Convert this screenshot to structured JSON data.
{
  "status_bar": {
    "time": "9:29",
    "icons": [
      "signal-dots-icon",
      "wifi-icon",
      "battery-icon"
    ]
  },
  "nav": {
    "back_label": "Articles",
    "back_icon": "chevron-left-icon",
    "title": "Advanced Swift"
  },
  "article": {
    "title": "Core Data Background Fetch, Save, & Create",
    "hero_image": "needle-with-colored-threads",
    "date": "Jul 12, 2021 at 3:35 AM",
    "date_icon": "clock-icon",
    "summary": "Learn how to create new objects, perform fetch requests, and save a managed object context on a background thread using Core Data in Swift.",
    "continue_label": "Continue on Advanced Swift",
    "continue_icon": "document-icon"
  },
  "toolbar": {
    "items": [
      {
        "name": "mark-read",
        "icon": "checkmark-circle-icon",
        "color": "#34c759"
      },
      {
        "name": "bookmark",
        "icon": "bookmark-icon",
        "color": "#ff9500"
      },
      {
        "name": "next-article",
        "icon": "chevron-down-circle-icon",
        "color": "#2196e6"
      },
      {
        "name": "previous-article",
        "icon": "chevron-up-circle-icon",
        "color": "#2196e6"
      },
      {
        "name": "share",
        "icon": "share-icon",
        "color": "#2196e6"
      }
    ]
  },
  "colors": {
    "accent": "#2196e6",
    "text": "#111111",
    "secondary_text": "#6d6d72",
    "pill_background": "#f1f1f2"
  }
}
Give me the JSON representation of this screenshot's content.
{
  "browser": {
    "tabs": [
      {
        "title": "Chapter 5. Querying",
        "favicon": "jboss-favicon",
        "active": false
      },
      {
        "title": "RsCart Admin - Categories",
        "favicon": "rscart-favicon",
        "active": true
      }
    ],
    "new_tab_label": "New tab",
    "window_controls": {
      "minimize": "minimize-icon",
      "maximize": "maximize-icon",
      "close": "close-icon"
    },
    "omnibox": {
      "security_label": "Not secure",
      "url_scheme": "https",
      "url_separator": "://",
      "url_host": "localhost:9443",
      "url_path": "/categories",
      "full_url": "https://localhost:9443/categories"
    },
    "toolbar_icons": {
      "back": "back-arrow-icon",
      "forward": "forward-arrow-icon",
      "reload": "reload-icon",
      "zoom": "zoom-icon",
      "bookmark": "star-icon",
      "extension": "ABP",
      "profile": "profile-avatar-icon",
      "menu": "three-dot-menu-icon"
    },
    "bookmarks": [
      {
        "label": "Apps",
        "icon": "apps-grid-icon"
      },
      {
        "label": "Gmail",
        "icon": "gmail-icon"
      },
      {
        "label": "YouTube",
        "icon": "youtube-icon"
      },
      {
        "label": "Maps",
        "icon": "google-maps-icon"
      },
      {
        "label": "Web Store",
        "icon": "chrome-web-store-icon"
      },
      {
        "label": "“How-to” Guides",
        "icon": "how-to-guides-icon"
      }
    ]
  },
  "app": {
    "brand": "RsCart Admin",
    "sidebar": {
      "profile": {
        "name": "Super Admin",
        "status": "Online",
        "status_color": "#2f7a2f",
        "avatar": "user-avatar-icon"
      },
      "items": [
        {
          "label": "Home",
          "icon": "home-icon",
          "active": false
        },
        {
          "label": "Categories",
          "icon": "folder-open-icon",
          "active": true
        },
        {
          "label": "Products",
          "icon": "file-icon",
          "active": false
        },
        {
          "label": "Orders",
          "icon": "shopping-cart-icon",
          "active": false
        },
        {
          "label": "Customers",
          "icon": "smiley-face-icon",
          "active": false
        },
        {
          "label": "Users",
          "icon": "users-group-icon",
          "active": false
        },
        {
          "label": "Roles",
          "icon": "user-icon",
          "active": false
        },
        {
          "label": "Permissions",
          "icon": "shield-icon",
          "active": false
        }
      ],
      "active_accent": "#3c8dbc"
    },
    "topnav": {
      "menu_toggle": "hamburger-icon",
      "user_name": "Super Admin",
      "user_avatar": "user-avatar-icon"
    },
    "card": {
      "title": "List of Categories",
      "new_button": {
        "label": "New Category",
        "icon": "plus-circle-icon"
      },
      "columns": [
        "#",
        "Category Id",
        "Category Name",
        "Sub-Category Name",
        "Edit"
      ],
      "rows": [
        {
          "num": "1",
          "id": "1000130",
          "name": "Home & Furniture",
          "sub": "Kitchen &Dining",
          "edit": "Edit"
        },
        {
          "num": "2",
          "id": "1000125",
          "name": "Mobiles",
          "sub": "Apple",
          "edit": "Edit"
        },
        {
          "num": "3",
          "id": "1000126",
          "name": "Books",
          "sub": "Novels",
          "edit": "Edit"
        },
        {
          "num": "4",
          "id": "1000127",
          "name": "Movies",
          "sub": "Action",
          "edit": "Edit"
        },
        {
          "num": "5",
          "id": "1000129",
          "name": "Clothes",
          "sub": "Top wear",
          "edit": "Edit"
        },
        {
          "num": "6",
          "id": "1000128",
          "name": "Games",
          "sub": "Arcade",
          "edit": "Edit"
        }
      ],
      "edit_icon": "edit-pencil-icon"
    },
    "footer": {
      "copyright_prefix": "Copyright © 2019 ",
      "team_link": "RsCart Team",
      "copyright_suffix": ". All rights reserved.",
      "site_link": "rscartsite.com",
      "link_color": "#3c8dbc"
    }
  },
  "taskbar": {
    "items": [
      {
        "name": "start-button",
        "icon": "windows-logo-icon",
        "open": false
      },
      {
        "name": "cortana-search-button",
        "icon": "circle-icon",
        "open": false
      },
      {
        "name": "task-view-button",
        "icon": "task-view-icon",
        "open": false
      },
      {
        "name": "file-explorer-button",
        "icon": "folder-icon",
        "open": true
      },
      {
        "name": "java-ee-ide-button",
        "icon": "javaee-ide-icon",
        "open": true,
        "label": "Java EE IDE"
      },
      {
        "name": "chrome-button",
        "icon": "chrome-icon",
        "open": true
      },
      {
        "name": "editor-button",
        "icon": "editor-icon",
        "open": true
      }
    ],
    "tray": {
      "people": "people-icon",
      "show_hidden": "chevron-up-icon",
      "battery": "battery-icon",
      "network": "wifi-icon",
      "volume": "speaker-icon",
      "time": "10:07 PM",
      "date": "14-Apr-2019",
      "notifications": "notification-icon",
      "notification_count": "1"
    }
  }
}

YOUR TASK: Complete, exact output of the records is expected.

SOLUTION BELOW:
Convert this screenshot to structured JSON data.
{
  "status_bar": {
    "time": "9:29",
    "icons": [
      "signal-dots-icon",
      "wifi-icon",
      "battery-icon"
    ]
  },
  "nav": {
    "back_label": "Articles",
    "back_icon": "chevron-left-icon",
    "title": "Advanced Swift"
  },
  "article": {
    "title": "Core Data Background Fetch, Save, & Create",
    "hero_image": "needle-with-colored-threads",
    "date": "Jul 12, 2021 at 3:35 AM",
    "date_icon": "clock-icon",
    "summary": "Learn how to create new objects, perform fetch requests, and save a managed object context on a background thread using Core Data in Swift.",
    "continue_label": "Continue on Advanced Swift",
    "continue_icon": "document-icon"
  },
  "toolbar": {
    "items": [
      {
        "name": "mark-read",
        "icon": "checkmark-circle-icon",
        "color": "#34c759"
      },
      {
        "name": "bookmark",
        "icon": "bookmark-icon",
        "color": "#ff9500"
      },
      {
        "name": "next-article",
        "icon": "chevron-down-circle-icon",
        "color": "#2196e6"
      },
      {
        "name": "previous-article",
        "icon": "chevron-up-circle-icon",
        "color": "#2196e6"
      },
      {
        "name": "share",
        "icon": "share-icon",
        "color": "#2196e6"
      }
    ]
  },
  "colors": {
    "accent": "#2196e6",
    "text": "#111111",
    "secondary_text": "#6d6d72",
    "pill_background": "#f1f1f2"
  }
}
Give me the JSON representation of this screenshot's content.
{
  "browser": {
    "tabs": [
      {
        "title": "Chapter 5. Querying",
        "favicon": "jboss-favicon",
        "active": false
      },
      {
        "title": "RsCart Admin - Categories",
        "favicon": "rscart-favicon",
        "active": true
      }
    ],
    "new_tab_label": "New tab",
    "window_controls": {
      "minimize": "minimize-icon",
      "maximize": "maximize-icon",
      "close": "close-icon"
    },
    "omnibox": {
      "security_label": "Not secure",
      "url_scheme": "https",
      "url_separator": "://",
      "url_host": "localhost:9443",
      "url_path": "/categories",
      "full_url": "https://localhost:9443/categories"
    },
    "toolbar_icons": {
      "back": "back-arrow-icon",
      "forward": "forward-arrow-icon",
      "reload": "reload-icon",
      "zoom": "zoom-icon",
      "bookmark": "star-icon",
      "extension": "ABP",
      "profile": "profile-avatar-icon",
      "menu": "three-dot-menu-icon"
    },
    "bookmarks": [
      {
        "label": "Apps",
        "icon": "apps-grid-icon"
      },
      {
        "label": "Gmail",
        "icon": "gmail-icon"
      },
      {
        "label": "YouTube",
        "icon": "youtube-icon"
      },
      {
        "label": "Maps",
        "icon": "google-maps-icon"
      },
      {
        "label": "Web Store",
        "icon": "chrome-web-store-icon"
      },
      {
        "label": "“How-to” Guides",
        "icon": "how-to-guides-icon"
      }
    ]
  },
  "app": {
    "brand": "RsCart Admin",
    "sidebar": {
      "profile": {
        "name": "Super Admin",
        "status": "Online",
        "status_color": "#2f7a2f",
        "avatar": "user-avatar-icon"
      },
      "items": [
        {
          "label": "Home",
          "icon": "home-icon",
          "active": false
        },
        {
          "label": "Categories",
          "icon": "folder-open-icon",
          "active": true
        },
        {
          "label": "Products",
          "icon": "file-icon",
          "active": false
        },
        {
          "label": "Orders",
          "icon": "shopping-cart-icon",
          "active": false
        },
        {
          "label": "Customers",
          "icon": "smiley-face-icon",
          "active": false
        },
        {
          "label": "Users",
          "icon": "users-group-icon",
          "active": false
        },
        {
          "label": "Roles",
          "icon": "user-icon",
          "active": false
        },
        {
          "label": "Permissions",
          "icon": "shield-icon",
          "active": false
        }
      ],
      "active_accent": "#3c8dbc"
    },
    "topnav": {
      "menu_toggle": "hamburger-icon",
      "user_name": "Super Admin",
      "user_avatar": "user-avatar-icon"
    },
    "card": {
      "title": "List of Categories",
      "new_button": {
        "label": "New Category",
        "icon": "plus-circle-icon"
      },
      "columns": [
        "#",
        "Category Id",
        "Category Name",
        "Sub-Category Name",
        "Edit"
      ],
      "rows": [
        {
          "num": "1",
          "id": "1000130",
          "name": "Home & Furniture",
          "sub": "Kitchen &Dining",
          "edit": "Edit"
        },
        {
          "num": "2",
          "id": "1000125",
          "name": "Mobiles",
          "sub": "Apple",
          "edit": "Edit"
        },
        {
          "num": "3",
          "id": "1000126",
          "name": "Books",
          "sub": "Novels",
          "edit": "Edit"
        },
        {
          "num": "4",
          "id": "1000127",
          "name": "Movies",
          "sub": "Action",
          "edit": "Edit"
        },
        {
          "num": "5",
          "id": "1000129",
          "name": "Clothes",
          "sub": "Top wear",
          "edit": "Edit"
        },
        {
          "num": "6",
          "id": "1000128",
          "name": "Games",
          "sub": "Arcade",
          "edit": "Edit"
        }
      ],
      "edit_icon": "edit-pencil-icon"
    },
    "footer": {
      "copyright_prefix": "Copyright © 2019 ",
      "team_link": "RsCart Team",
      "copyright_suffix": ". All rights reserved.",
      "site_link": "rscartsite.com",
      "link_color": "#3c8dbc"
    }
  },
  "taskbar": {
    "items": [
      {
        "name": "start-button",
        "icon": "windows-logo-icon",
        "open": false
      },
      {
        "name": "cortana-search-button",
        "icon": "circle-icon",
        "open": false
      },
      {
        "name": "task-view-button",
        "icon": "task-view-icon",
        "open": false
      },
      {
        "name": "file-explorer-button",
        "icon": "folder-icon",
        "open": true
      },
      {
        "name": "java-ee-ide-button",
        "icon": "javaee-ide-icon",
        "open": true,
        "label": "Java EE IDE"
      },
      {
        "name": "chrome-button",
        "icon": "chrome-icon",
        "open": true
      },
      {
        "name": "editor-button",
        "icon": "editor-icon",
        "open": true
      }
    ],
    "tray": {
      "people": "people-icon",
      "show_hidden": "chevron-up-icon",
      "battery": "battery-icon",
      "network": "wifi-icon",
      "volume": "speaker-icon",
      "time": "10:07 PM",
      "date": "14-Apr-2019",
      "notifications": "notification-icon",
      "notification_count": "1"
    }
  }
}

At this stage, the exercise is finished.